### ABOUT THIS EXERCISE
Write every line below out again exactly, images omitted.

### MATERIALS PROVIDED
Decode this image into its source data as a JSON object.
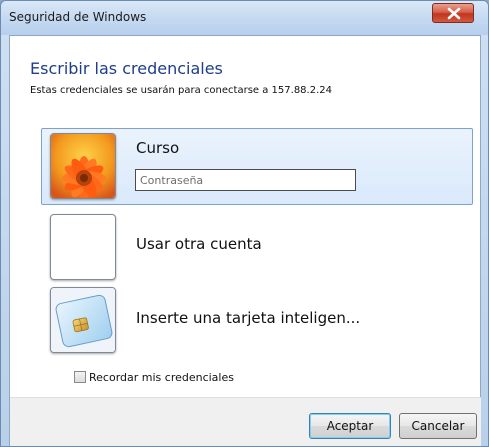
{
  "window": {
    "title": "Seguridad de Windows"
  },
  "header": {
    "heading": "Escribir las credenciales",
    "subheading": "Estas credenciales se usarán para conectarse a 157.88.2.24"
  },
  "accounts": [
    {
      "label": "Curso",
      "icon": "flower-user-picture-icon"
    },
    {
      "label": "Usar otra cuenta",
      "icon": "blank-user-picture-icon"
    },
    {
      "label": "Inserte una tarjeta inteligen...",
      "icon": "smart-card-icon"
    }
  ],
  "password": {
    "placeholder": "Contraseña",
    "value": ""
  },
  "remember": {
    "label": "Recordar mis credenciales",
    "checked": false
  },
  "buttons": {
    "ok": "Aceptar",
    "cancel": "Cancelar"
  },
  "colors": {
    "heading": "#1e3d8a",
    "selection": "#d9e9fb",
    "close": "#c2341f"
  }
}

### ANSWER TO THE PROBLEM
Decode this image into its source data as a JSON object.
{
  "window": {
    "title": "Seguridad de Windows"
  },
  "header": {
    "heading": "Escribir las credenciales",
    "subheading": "Estas credenciales se usarán para conectarse a 157.88.2.24"
  },
  "accounts": [
    {
      "label": "Curso",
      "icon": "flower-user-picture-icon"
    },
    {
      "label": "Usar otra cuenta",
      "icon": "blank-user-picture-icon"
    },
    {
      "label": "Inserte una tarjeta inteligen...",
      "icon": "smart-card-icon"
    }
  ],
  "password": {
    "placeholder": "Contraseña",
    "value": ""
  },
  "remember": {
    "label": "Recordar mis credenciales",
    "checked": false
  },
  "buttons": {
    "ok": "Aceptar",
    "cancel": "Cancelar"
  },
  "colors": {
    "heading": "#1e3d8a",
    "selection": "#d9e9fb",
    "close": "#c2341f"
  }
}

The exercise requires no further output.